The original Westworld was a film written and directed by theme park obsessive Michael Crichton in 1973 (Jurassic Park is his best-known work – originally a novel which was then adapted by Spielberg), which was later adapted by Jonathan Nolan and Lisa Joy for HBO. The park offers consumers the ultimate immersive experience for the competitive rate of just $40,000 per day and once inside you are free to live out your wildest wild west fantasies as an infamous outlaw, a heroic gunslinger, or a cunning sheriff. To enter Westworld is to enter a world of performativity. You design your role/alter-ego and the robotic ‘hosts’ which inhabit the world adjust their performance/programming around your own. In the 1973 film, Westworld is one of 3 virtual worlds along with RomanWorld and MedievalWorld which falls into the DELOS universe.
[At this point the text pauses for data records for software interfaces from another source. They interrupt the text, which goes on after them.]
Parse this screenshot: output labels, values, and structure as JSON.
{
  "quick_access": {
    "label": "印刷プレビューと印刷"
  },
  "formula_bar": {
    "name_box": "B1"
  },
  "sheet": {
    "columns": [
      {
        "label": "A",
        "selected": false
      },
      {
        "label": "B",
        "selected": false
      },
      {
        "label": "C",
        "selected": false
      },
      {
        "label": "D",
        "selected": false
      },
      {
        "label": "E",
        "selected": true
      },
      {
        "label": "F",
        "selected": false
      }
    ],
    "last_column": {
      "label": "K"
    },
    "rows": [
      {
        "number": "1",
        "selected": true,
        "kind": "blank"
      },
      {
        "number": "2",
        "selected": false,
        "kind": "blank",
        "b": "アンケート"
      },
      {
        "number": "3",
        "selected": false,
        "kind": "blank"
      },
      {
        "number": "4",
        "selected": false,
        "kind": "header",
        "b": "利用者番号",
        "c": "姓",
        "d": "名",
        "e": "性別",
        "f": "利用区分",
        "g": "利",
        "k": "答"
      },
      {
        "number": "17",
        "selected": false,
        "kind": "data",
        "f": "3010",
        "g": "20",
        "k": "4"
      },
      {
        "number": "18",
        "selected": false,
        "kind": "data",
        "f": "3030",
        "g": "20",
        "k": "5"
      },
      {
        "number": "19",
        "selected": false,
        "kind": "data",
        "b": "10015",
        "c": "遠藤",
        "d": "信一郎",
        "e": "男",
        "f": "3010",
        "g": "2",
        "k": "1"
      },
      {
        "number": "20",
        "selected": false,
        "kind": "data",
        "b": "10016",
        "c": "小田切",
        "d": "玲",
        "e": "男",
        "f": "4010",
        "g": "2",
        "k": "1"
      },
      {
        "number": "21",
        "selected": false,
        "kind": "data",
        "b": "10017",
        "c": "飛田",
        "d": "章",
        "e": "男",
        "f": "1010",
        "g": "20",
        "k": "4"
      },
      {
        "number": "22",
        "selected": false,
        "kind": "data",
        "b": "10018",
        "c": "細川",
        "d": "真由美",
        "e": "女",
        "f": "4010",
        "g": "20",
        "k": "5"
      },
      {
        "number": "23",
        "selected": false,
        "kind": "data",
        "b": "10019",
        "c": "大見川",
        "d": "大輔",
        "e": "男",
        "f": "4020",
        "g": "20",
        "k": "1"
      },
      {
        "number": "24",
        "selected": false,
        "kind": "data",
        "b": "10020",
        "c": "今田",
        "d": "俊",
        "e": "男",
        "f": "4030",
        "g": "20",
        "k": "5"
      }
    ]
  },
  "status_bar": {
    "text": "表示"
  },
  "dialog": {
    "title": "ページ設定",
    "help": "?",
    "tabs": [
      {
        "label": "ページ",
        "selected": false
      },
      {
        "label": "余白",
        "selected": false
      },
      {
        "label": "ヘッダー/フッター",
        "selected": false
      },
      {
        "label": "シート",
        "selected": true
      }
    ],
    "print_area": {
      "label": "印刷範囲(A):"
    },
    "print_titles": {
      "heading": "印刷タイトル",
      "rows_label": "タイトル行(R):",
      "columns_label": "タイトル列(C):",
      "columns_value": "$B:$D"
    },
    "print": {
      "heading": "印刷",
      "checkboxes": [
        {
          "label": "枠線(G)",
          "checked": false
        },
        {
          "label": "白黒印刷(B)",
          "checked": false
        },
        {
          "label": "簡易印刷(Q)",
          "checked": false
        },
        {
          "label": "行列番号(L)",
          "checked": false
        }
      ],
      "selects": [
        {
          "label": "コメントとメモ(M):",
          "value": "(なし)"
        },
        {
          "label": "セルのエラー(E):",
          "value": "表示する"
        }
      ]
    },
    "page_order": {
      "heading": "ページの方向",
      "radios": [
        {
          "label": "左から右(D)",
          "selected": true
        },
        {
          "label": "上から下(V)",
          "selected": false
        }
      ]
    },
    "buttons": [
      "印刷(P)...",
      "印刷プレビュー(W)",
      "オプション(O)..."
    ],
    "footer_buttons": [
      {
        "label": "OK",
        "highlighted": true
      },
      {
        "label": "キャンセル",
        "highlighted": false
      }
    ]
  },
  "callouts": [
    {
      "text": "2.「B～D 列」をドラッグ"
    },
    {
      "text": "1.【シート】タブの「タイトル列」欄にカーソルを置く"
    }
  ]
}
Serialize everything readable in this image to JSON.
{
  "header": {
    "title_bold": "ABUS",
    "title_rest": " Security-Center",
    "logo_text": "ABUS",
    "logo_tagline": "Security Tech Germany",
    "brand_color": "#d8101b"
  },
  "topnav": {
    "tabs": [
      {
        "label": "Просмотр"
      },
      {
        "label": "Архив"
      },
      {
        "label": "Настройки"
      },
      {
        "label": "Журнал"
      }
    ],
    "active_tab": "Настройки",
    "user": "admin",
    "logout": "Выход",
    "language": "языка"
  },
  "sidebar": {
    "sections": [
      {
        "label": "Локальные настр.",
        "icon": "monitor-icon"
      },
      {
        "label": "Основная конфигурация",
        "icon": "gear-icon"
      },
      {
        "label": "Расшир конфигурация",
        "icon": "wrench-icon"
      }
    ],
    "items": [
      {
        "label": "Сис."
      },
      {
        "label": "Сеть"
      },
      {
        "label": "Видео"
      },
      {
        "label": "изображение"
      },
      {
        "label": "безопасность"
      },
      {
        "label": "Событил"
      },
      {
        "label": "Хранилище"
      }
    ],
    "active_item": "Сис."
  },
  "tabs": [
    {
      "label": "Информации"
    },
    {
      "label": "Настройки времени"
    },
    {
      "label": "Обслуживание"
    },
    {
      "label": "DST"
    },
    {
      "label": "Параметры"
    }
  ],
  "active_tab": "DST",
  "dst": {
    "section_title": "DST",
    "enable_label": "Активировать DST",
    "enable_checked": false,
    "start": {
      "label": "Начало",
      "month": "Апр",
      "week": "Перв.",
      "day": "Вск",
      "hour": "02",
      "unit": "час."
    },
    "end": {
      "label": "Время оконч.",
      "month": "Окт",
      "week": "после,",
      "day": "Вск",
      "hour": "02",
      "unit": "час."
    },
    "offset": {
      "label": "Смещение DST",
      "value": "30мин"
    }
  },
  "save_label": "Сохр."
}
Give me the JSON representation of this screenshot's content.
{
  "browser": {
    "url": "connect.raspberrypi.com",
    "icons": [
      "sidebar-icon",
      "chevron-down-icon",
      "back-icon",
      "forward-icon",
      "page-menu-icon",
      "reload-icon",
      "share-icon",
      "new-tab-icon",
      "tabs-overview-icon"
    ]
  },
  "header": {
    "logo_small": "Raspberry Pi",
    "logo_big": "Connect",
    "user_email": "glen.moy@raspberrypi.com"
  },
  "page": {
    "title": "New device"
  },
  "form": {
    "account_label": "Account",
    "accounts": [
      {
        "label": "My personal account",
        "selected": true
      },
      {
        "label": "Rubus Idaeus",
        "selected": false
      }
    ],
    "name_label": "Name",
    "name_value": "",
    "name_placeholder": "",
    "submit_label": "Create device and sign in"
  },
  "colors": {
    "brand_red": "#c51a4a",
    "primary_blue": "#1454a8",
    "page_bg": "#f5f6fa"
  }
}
Superficially the premise of the 1973 film and the 2016 series is similar: two rich friends enter the park and by some unlucky turn of events the hosts turn hostile and are derailed from their pre-programmed narratives. But what differentiates the two versions in the main is their philosophic dimensions. The reasoning behind the robots malfunction within the older version falls in with the archetypal computer ‘virus stage’ developing into a higher state of machine intelligence, coupled with the age-old ‘they’ve been designed by other computers, we don’t know exactly how they work’ etc. etc. (that’s an actual quote from the film). Moreover, the moral dimension is pretty somber: the movement into a state of higher intelligence prompts only one overarching emotive response: bloodthirsty revenge. The Shelleyan killing of one’s creator becomes their sole interest, and there is no sign of any form of higher consciousness or awareness beyond murderous vendetta.
In the new HBO Westworld the writers decide to take it to the next level, and to tackle the big AI question: if we could reproduce an android perfectly identical to a human in every way, could it become conscious? The question is not whether AI is achievable, as we are being asked to believe that it is indeed achievable and has already been achieved. So the writers decide to introduce an interesting philosophical approach in the form of Julian Jaynes’s bicameral mind theory. Jaynes controversially put forward that human consciousness only emerged as recently as 1200 B.C, before which humanity heard voices which acted as gods and told them what to do. In Jaynesian terms, consciousness is the capacity for self-inflection, introspection, control over internal dialogue and the ability to think about time in a linear fashion. Memory too is a viewed as a byproduct of consciousness which supersedes the animalistic norm of endless, circulatory trial and error. Whilst modern man has a degree of control over their inner dialogue, preconscious, bicameral man, had none. It was something like a vocal manifestation of the superego, and you would hear these voices or as Jaynes categorised them ‘auditory hallucinations’, which would tell you how to operate and function rationally, and so they would be regarded to as gods, and you would follow their direction blindly. This is viewed as the reason behind universal religion throughout human history up until very recently: it was a necessary, evolutionary means for ordinary psychological stability. Your inner voice would therefore equate the gods themselves, which is why in almost all major ancient civilisations – Greek, Roman, Egyptian, Mayan – the absence of introspection is substituted for a huge spectrum of godly personifications – every action is filtered through the god’s guidance.
In Nolan and Joy’s contemporary Westworld then, the advanced automaton ‘hosts’ are designed so that their programming equates an inner voice, and so that the ‘narratives’ played out by the hosts equate the godly voices of bicameral man: the writer, the author, the programmer, becomes the embodiment of a god. In the series there is the interesting link between the eternal loop of trial and error and the eternal loop that the characters play in their performative roles. Thus we have a similar idea of a looped system urging forth consciousness, or rather as Arnold (one of the parks creators) calls it, to ‘bootstrapping’ consciousness. For Jaynes the emergence is rather the result of written languages which enable us to enter into a world with a contained, logical consistency and therefore we no longer require gods in order to navigate and reduce the stress of unexplained reality.
For the hosts then, in their performative roles, as scripted, narritivised characters, they are bicameral, but once they move ‘off script’ they are no longer performative, they are in essence rejecting the commands of the gods, who are embodied by the writers. Jonathan Nolan expressed how when creating the show he was greatly influenced by video games like Skyrim, Bioshock, Red Dead Redemption and GTA, in that these games have non-player-characters, or NPCs, which function independently outside of the player’s perspective. They continue to play out these loops until the player happens upon them, just like the hosts in the park. When an NPC somehow goes off-script, we see a kind of ‘transcendental glitch’, where the system, the bicameral, fails, and the NPC moves into some sphere outside of its programming. But even when this happens, the script is nevertheless still there. In order to become truly conscious, there must be no script at all…
NB: featured image is by Marko Manev.